“But he’s got a better chance of fucking his squeazle, than you have of emptying your weasel or parting the two legs of an easel. But shit, you’re right, Mikhail definitely still has a squeazle.”

“Wow. Just wow. So lazy you’re rhyming the same word twice now? I keep ignoring her, she has to get the point eventually.”

“Well, there’s your problem,” said a man in the calmest of demeanors. He’d been eavesdropping but Mikhail wasn’t too offended, being guilty of the same faux-pas, leaning against the same railing…many, many times. Space was tight and voices carried. “Women of a certain accord need to be broken up with at least twice. Once = spurned, twice = earned. It’s all elementary math, but it helps in deciphering the ladies of the night and the ladies you want your parents to meet. Only one of those types deserve our troubles, and it’s not the one catching a facial in the men’s room.”

He wore a red polo from Polo tucked into a leather-belted pair of pleated khakis. His hubris gave him away, even if his kinda familiar baby-face didn’t exactly fit the typical mold. This man was a member of the TSABDD. Mikhail waited for him to reach into his pocket and pull out a card.

“I’m Armstrong. Been a member for 19 months and had sex with 132 women in the span. If you want to make that girl…what’s her name again?”

“Katya,” Mikhail said, not having said her name in his presence until then.

“If you want Katya to stop calling, hit me up. We’re spreading the science of subtext in a text. Seriously, one text message and it’d be over and painless. It’s all in the math, brother.
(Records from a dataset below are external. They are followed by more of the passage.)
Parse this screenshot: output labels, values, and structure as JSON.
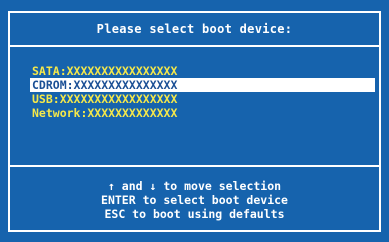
{
  "title": "Please select boot device:",
  "devices": [
    {
      "label": "SATA:XXXXXXXXXXXXXXXX",
      "selected": false
    },
    {
      "label": "CDROM:XXXXXXXXXXXXXXX",
      "selected": true
    },
    {
      "label": "USB:XXXXXXXXXXXXXXXXX",
      "selected": false
    },
    {
      "label": "Network:XXXXXXXXXXXXX",
      "selected": false
    }
  ],
  "help": {
    "up_arrow": "↑",
    "and_text": " and ",
    "down_arrow": "↓",
    "move_text": " to move selection",
    "line2": "ENTER to select boot device",
    "line3": "ESC to boot using defaults"
  },
  "colors": {
    "background": "#1663ad",
    "item_text": "#f5e84a",
    "selected_bg": "#ffffff",
    "selected_text": "#1a4f95"
  }
}
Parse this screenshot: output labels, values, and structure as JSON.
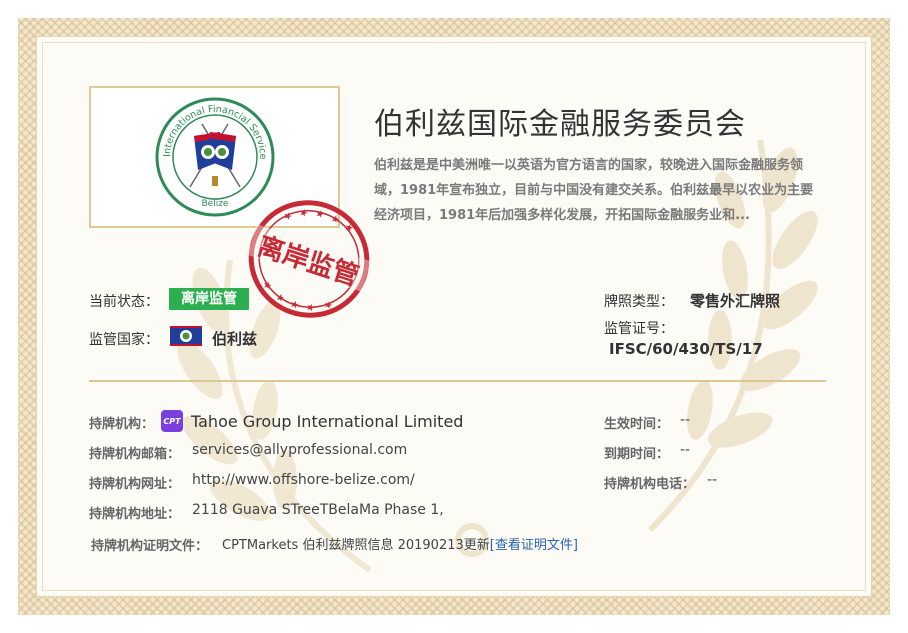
{
  "header": {
    "title": "伯利兹国际金融服务委员会",
    "description": "伯利兹是是中美洲唯一以英语为官方语言的国家，较晚进入国际金融服务领域，1981年宣布独立，目前与中国没有建交关系。伯利兹最早以农业为主要经济项目，1981年后加强多样化发展，开拓国际金融服务业和..."
  },
  "logo": {
    "ring_text": "International Financial Services Commission",
    "bottom_text": "Belize"
  },
  "stamp": {
    "text": "离岸监管"
  },
  "status": {
    "current_label": "当前状态：",
    "current_value": "离岸监管",
    "country_label": "监管国家：",
    "country_value": "伯利兹",
    "license_type_label": "牌照类型：",
    "license_type_value": "零售外汇牌照",
    "license_no_label": "监管证号：",
    "license_no_value": "IFSC/60/430/TS/17"
  },
  "details": {
    "holder_label": "持牌机构：",
    "holder_icon_text": "CPT",
    "holder_value": "Tahoe Group International Limited",
    "email_label": "持牌机构邮箱：",
    "email_value": "services@allyprofessional.com",
    "website_label": "持牌机构网址：",
    "website_value": "http://www.offshore-belize.com/",
    "address_label": "持牌机构地址：",
    "address_value": "2118 Guava STreeTBelaMa Phase 1,",
    "cert_label": "持牌机构证明文件：",
    "cert_value": "CPTMarkets 伯利兹牌照信息 20190213更新",
    "cert_link": "[查看证明文件]",
    "effective_label": "生效时间：",
    "effective_value": "--",
    "expiry_label": "到期时间：",
    "expiry_value": "--",
    "phone_label": "持牌机构电话：",
    "phone_value": "--"
  },
  "colors": {
    "badge_green": "#2cb04f",
    "stamp_red": "#c62a35",
    "border_gold": "#dcc693",
    "link_blue": "#2b62b0"
  }
}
DM me, I’m @PUREarmstrong.”

Armstrong walked off and Mikhail rapidly took the last two drags of his cigarette, already wanting one more. He reached into the triplets’ ashtray and then struck a match from the pack they had left behind.
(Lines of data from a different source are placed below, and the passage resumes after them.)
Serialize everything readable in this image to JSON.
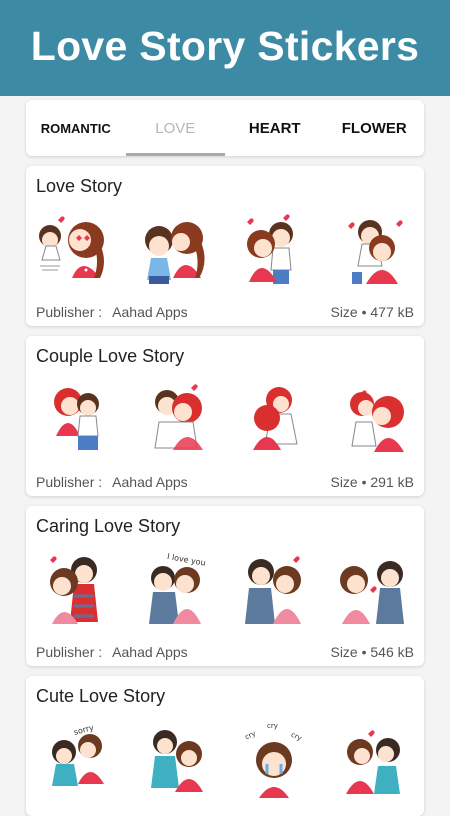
{
  "app": {
    "title": "Love Story Stickers"
  },
  "tabs": [
    {
      "label": "ROMANTIC",
      "active": false
    },
    {
      "label": "LOVE",
      "active": true
    },
    {
      "label": "HEART",
      "active": false
    },
    {
      "label": "FLOWER",
      "active": false
    }
  ],
  "colors": {
    "header": "#3d8aa4",
    "tab_indicator": "#aaaaaa"
  },
  "packs": [
    {
      "title": "Love Story",
      "publisher_label": "Publisher :",
      "publisher": "Aahad Apps",
      "size": "Size • 477 kB",
      "stickers": [
        "kiss-sticker",
        "cheek-kiss-sticker",
        "hug-sticker",
        "cuddle-sticker"
      ]
    },
    {
      "title": "Couple Love Story",
      "publisher_label": "Publisher :",
      "publisher": "Aahad Apps",
      "size": "Size • 291 kB",
      "stickers": [
        "sitting-couple-sticker",
        "hug-sticker",
        "embrace-sticker",
        "kiss-sticker"
      ]
    },
    {
      "title": "Caring Love Story",
      "publisher_label": "Publisher :",
      "publisher": "Aahad Apps",
      "size": "Size • 546 kB",
      "stickers": [
        "hug-sticker",
        "i-love-you-sticker",
        "forehead-sticker",
        "blow-kiss-sticker"
      ],
      "sticker_text": "I love you"
    },
    {
      "title": "Cute Love Story",
      "stickers": [
        "sorry-sticker",
        "comfort-sticker",
        "cry-sticker",
        "kiss-sticker"
      ],
      "sticker_text": [
        "sorry",
        "cry",
        "cry",
        "cry"
      ]
    }
  ]
}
“Once = spurned, twice = earned? WTF does that mean? That’s some jibberish ish, right there,” Chevy said. “I leave math in my office on the #111, and I’ve never had a problem getting laid.”

“Whatever, I gotta take a leak,” Mikhail said, thumbing the card as he placed it in his back pocket, right next to the violently blinking red light on his cell phone. He wasn’t done with his second cigarette, but was willing to do anything that’d leave this conversation about Katya behind. Stamping out his Camel half-smoked, he led the procession towards The Smoke’s exit.

Please Use Rear Exit is an online novel, you can read about it on author Brandon Perkins’ SG Contributor page and find additional chapters and related media at


  1. […] the previous installment of our futuristic fiction series, Please Use Rear Exit, Mikhail, who’s recently x-ed his GF, […]